President Trump is reinstating a previous deadline for review.
President Donald Trump is expected to extend the review period for the Environmental Protection Agency's fuel economy regulations by about a year, inside sources have revealed.
Such a review was widely expected after it was announced earlier this week that the President would be traveling to Michigan. Although technically a reversal of the rules that were locked into place by the previous Obama administration, the original agreement between the automakers and the federal government called for a review period to last through April 2018. The automakers will now have until April of next year to debate what the fuel economy rules should be for 2022 through 2025.
Automakers have agreed that cheap gas and the rise in popularity of utility vehicles will make the current standards nearly impossible to achieve. In fact, the 2016 model year is projected to be the first in more than a decade to fall short of CAFE averages.
Automakers seem to be confident of a rule change under current EPA Administrator Scott Pruitt. Pruitt has long been critical of the EPA and has been an outspoken critic of man-made climate change.
However, a rule change is far from a slam dunk. California's influential Air Resources Board is steadfast in its support of electrified vehicles.

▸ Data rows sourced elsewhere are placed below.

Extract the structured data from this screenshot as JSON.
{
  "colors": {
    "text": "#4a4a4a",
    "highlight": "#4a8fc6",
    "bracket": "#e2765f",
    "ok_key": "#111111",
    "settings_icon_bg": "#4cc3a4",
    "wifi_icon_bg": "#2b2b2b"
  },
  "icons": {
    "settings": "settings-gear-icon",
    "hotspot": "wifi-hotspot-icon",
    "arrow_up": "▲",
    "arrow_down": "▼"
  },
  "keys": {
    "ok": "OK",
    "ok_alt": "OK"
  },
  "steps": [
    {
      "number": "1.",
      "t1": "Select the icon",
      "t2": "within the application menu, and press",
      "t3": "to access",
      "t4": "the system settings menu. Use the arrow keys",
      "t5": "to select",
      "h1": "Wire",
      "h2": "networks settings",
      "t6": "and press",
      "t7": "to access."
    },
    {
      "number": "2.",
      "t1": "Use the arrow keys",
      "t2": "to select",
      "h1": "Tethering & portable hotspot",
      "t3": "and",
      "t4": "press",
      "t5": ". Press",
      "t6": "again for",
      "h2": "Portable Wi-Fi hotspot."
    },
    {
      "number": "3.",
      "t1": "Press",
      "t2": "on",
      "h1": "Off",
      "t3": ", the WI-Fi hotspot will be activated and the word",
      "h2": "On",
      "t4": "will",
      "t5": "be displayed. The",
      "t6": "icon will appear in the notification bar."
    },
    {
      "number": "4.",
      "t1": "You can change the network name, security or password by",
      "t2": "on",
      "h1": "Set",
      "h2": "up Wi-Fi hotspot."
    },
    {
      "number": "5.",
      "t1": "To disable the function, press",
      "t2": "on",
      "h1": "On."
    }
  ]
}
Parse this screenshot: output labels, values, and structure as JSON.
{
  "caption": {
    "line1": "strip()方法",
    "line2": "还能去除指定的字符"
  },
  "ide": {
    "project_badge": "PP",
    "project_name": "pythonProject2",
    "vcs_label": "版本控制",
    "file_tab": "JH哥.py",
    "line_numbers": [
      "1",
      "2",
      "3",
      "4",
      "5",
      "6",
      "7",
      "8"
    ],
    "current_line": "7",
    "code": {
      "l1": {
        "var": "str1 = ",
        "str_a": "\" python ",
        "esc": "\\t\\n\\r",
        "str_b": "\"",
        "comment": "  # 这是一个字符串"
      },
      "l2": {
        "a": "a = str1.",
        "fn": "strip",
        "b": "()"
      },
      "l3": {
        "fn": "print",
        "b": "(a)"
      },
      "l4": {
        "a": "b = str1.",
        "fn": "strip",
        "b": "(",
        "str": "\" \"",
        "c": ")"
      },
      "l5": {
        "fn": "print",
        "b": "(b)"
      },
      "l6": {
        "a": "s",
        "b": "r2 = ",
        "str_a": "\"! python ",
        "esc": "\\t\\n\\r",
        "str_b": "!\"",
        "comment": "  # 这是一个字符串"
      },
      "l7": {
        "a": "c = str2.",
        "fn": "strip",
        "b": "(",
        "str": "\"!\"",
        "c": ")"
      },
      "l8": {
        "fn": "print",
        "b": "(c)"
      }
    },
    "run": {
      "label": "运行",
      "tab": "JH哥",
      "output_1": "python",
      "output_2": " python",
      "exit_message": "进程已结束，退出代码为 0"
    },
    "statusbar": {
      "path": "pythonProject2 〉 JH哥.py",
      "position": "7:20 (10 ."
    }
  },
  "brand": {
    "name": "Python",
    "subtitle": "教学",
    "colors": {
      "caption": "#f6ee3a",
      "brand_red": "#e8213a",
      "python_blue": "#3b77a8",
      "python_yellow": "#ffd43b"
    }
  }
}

"We have the technical and legal ability to run a program that recognizes where electrification of vehicles is headed," Mary Nichols, chairman of California's Air Resources Board, told Automotive News. "We're trying to put together a mix of incentives and regulations to move the entire industry in this direction. This is what we're going to do."